When did Maningrida art and culture become unimportant?

Ten years ago, Maningrida artists and community members selected a spot for the Maningrida Arts and Culture alongside the airport and a tract of vacant land that would allow future expansion.

Our now internationally renowned artists, including John Mawurndjul OAM, Johnny Bulunbulun, Lena Yarinkura and Bob Burruwal, had the foresight to select that site with a keen eye to the future.

Over the past five years, the community has planned a Maningrida Arts Precinct expansion project. The precinct would incorporate the art centre, the Djomi museum, the Bábbarra women’s centre tourism and retail facilities and open space for cultural performances.

The concept design has been three years in development with national project partners providing pro-bono support. Acclaimed architects provided free services because they could see the long-term benefits to our community and the world.

The proposed new BAC Maningrida Art Precinct development would have improved the economy of Maningrida and its 32 surrounding Homelands (with 110 clans) by an estimated $2.2 million in its first year.

But, culturally compromised individuals, agencies and organisations outside of Maningrida have determined that the site proposed for the art and cultural precinct expansion will instead house a new police precinct. For a range of logistical, social, cultural and operational reasons, police holding cells and an art and cultural precinct cannot successfully exist side by side.

With so few self-determined and self-sustaining economic opportunities for countrymen in Maningrida, how can something as economically and socially significant as the art and culture precinct development be treated as inconsequential?

The Maningrida art movement has been a foundation of the Bawinanga Aboriginal Corporation since its inception 40 years ago. Today there are 1250 artists on the Maningrida Arts Centre membership list, 50 designers, six tour guides, 20 language and culture workers and 20 full-time professional staff.

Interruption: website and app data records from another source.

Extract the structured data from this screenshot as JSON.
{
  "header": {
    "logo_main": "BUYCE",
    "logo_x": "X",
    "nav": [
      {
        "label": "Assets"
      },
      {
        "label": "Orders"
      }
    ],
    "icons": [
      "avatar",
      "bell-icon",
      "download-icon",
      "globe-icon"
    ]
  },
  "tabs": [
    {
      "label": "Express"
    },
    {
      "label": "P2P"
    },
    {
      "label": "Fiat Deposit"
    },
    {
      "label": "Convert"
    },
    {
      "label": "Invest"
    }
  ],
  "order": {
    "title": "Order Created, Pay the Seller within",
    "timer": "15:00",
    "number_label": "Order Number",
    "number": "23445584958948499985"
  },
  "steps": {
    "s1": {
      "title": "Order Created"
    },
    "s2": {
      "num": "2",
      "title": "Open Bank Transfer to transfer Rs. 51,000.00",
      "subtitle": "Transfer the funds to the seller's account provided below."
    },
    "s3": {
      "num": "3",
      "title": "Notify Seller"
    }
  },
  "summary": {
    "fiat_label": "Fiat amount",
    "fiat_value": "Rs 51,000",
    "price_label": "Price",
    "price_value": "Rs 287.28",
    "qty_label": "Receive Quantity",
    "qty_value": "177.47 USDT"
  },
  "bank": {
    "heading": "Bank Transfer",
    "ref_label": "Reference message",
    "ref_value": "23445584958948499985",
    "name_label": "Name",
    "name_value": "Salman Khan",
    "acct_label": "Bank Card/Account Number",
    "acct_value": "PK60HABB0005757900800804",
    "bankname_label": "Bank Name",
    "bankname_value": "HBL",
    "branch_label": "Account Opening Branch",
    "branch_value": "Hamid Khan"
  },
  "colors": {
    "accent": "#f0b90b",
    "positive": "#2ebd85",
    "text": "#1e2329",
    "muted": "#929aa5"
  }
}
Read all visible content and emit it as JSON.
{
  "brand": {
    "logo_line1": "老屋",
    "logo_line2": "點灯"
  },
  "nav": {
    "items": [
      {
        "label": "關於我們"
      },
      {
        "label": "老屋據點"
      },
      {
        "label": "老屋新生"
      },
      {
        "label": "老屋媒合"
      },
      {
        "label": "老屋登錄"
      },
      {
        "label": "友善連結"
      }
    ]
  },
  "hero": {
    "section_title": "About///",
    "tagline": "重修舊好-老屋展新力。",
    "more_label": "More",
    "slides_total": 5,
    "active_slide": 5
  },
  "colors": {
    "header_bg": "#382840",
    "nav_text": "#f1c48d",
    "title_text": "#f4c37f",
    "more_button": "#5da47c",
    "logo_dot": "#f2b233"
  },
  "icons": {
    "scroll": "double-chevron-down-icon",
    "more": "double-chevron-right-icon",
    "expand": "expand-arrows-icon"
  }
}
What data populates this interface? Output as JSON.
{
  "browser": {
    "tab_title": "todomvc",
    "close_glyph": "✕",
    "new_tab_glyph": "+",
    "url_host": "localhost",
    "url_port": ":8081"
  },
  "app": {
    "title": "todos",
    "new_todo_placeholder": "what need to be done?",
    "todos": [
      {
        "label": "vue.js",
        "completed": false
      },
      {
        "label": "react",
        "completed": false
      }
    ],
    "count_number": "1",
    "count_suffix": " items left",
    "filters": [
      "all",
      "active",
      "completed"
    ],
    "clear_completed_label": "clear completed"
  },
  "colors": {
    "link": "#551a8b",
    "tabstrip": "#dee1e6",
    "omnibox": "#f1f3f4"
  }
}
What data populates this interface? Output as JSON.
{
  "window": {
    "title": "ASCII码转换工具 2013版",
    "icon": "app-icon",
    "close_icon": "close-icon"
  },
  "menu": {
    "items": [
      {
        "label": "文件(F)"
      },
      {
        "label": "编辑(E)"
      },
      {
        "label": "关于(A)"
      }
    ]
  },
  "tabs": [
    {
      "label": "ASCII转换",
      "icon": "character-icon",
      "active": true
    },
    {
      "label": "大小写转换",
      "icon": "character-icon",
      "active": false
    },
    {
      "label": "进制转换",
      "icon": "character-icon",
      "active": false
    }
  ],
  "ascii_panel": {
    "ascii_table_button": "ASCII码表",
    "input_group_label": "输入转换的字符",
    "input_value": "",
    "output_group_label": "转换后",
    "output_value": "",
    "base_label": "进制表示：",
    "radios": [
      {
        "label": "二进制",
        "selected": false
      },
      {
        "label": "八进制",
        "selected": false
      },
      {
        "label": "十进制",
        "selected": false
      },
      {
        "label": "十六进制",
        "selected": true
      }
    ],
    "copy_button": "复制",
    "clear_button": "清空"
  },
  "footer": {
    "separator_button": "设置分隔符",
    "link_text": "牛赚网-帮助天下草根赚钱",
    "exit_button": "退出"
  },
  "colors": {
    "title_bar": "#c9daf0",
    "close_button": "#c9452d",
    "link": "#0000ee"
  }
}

We have been a significant contributor to the West Arnhem Land art movement’s sustainability. World recognition of our region’s art began 100 years when anthropologists Baldwin Spencer and Donald Thompson acquired works for museums and collections.

Our Bábbarra Women’s Centre artists are now world-famous. Their recent textile exhibitions in Paris attracted media accolades as they followed the ladies extraordinary journey to France.

However, the women have returned from Parisian fashion houses to their loved, but dilapidated, design space, which was initially built as a women’s refuge centre 35 years ago.

Their dream and aspirations to grow their importance as cultural ambassadors and community leaders crushed along with the plans for their new design home in our proposed art and culture precinct.

It is hard to articulate the devastation the community feels at having this dream dashed. Culturally it is difficult for some individuals to speak out or broadcast their personal views. Still, those of us living and working in the community understand that many critical cultural actions have been taking place.

For example, the new Djomi museum development was to house sacred items and human remains taken years ago. This repatriation program is under negotiation in response to new museum collecting practices and legislative changes in states such as Victoria.

So how is it, that despite all the rhetoric about local decision making and consultation, we have people we believe are culturally compromised, who don’t live here, who have not taken the time to respectfully observe and listen, do a fly-in, fly-out visit to Maningrida then make a decision that has such an enormous impact on our community?